## Task brief
Would you restate the full listing word for word and omit its pictures?

## Data supplied
⁂
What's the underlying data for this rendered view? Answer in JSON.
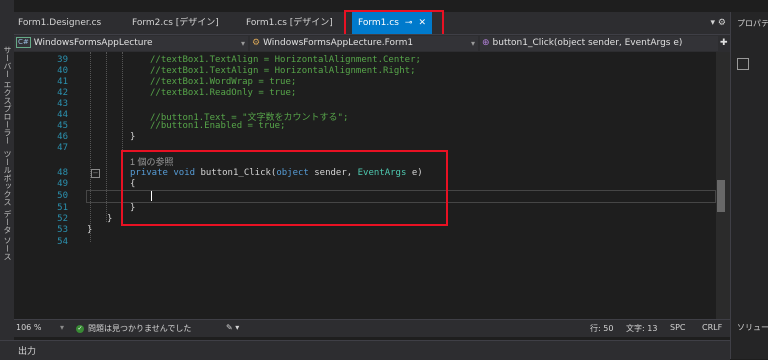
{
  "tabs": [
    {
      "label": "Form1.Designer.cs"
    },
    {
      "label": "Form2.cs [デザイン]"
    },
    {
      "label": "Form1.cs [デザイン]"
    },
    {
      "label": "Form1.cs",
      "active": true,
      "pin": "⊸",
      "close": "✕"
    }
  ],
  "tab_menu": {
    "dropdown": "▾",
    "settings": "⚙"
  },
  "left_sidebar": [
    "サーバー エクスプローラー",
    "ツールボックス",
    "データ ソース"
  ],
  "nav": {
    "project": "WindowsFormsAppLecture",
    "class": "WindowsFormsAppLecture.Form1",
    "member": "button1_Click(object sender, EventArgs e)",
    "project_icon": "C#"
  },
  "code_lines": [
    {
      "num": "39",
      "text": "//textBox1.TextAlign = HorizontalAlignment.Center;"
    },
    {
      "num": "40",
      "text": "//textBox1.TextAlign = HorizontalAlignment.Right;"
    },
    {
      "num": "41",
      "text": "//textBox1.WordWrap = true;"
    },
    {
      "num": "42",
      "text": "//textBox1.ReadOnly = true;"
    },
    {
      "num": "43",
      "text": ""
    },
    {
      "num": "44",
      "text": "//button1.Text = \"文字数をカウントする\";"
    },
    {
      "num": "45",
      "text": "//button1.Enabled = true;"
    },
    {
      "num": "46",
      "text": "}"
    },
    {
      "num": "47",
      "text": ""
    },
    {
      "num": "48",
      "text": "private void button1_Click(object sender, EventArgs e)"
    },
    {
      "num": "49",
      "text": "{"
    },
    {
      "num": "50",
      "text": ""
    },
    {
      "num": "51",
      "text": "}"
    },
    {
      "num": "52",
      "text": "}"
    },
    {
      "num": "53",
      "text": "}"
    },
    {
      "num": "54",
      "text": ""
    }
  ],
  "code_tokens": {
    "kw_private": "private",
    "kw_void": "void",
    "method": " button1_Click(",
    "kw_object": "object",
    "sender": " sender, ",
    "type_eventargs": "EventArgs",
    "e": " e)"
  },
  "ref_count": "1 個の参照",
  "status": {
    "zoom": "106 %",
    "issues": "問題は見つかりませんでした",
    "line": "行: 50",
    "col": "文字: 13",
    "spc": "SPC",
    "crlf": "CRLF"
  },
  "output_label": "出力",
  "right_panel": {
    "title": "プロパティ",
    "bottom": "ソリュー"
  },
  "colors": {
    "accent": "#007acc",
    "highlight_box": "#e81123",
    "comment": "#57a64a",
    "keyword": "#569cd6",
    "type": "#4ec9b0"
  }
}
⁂
## Result of the task
What's the underlying data for this rendered view? Answer in JSON.
{
  "tabs": [
    {
      "label": "Form1.Designer.cs"
    },
    {
      "label": "Form2.cs [デザイン]"
    },
    {
      "label": "Form1.cs [デザイン]"
    },
    {
      "label": "Form1.cs",
      "active": true,
      "pin": "⊸",
      "close": "✕"
    }
  ],
  "tab_menu": {
    "dropdown": "▾",
    "settings": "⚙"
  },
  "left_sidebar": [
    "サーバー エクスプローラー",
    "ツールボックス",
    "データ ソース"
  ],
  "nav": {
    "project": "WindowsFormsAppLecture",
    "class": "WindowsFormsAppLecture.Form1",
    "member": "button1_Click(object sender, EventArgs e)",
    "project_icon": "C#"
  },
  "code_lines": [
    {
      "num": "39",
      "text": "//textBox1.TextAlign = HorizontalAlignment.Center;"
    },
    {
      "num": "40",
      "text": "//textBox1.TextAlign = HorizontalAlignment.Right;"
    },
    {
      "num": "41",
      "text": "//textBox1.WordWrap = true;"
    },
    {
      "num": "42",
      "text": "//textBox1.ReadOnly = true;"
    },
    {
      "num": "43",
      "text": ""
    },
    {
      "num": "44",
      "text": "//button1.Text = \"文字数をカウントする\";"
    },
    {
      "num": "45",
      "text": "//button1.Enabled = true;"
    },
    {
      "num": "46",
      "text": "}"
    },
    {
      "num": "47",
      "text": ""
    },
    {
      "num": "48",
      "text": "private void button1_Click(object sender, EventArgs e)"
    },
    {
      "num": "49",
      "text": "{"
    },
    {
      "num": "50",
      "text": ""
    },
    {
      "num": "51",
      "text": "}"
    },
    {
      "num": "52",
      "text": "}"
    },
    {
      "num": "53",
      "text": "}"
    },
    {
      "num": "54",
      "text": ""
    }
  ],
  "code_tokens": {
    "kw_private": "private",
    "kw_void": "void",
    "method": " button1_Click(",
    "kw_object": "object",
    "sender": " sender, ",
    "type_eventargs": "EventArgs",
    "e": " e)"
  },
  "ref_count": "1 個の参照",
  "status": {
    "zoom": "106 %",
    "issues": "問題は見つかりませんでした",
    "line": "行: 50",
    "col": "文字: 13",
    "spc": "SPC",
    "crlf": "CRLF"
  },
  "output_label": "出力",
  "right_panel": {
    "title": "プロパティ",
    "bottom": "ソリュー"
  },
  "colors": {
    "accent": "#007acc",
    "highlight_box": "#e81123",
    "comment": "#57a64a",
    "keyword": "#569cd6",
    "type": "#4ec9b0"
  }
}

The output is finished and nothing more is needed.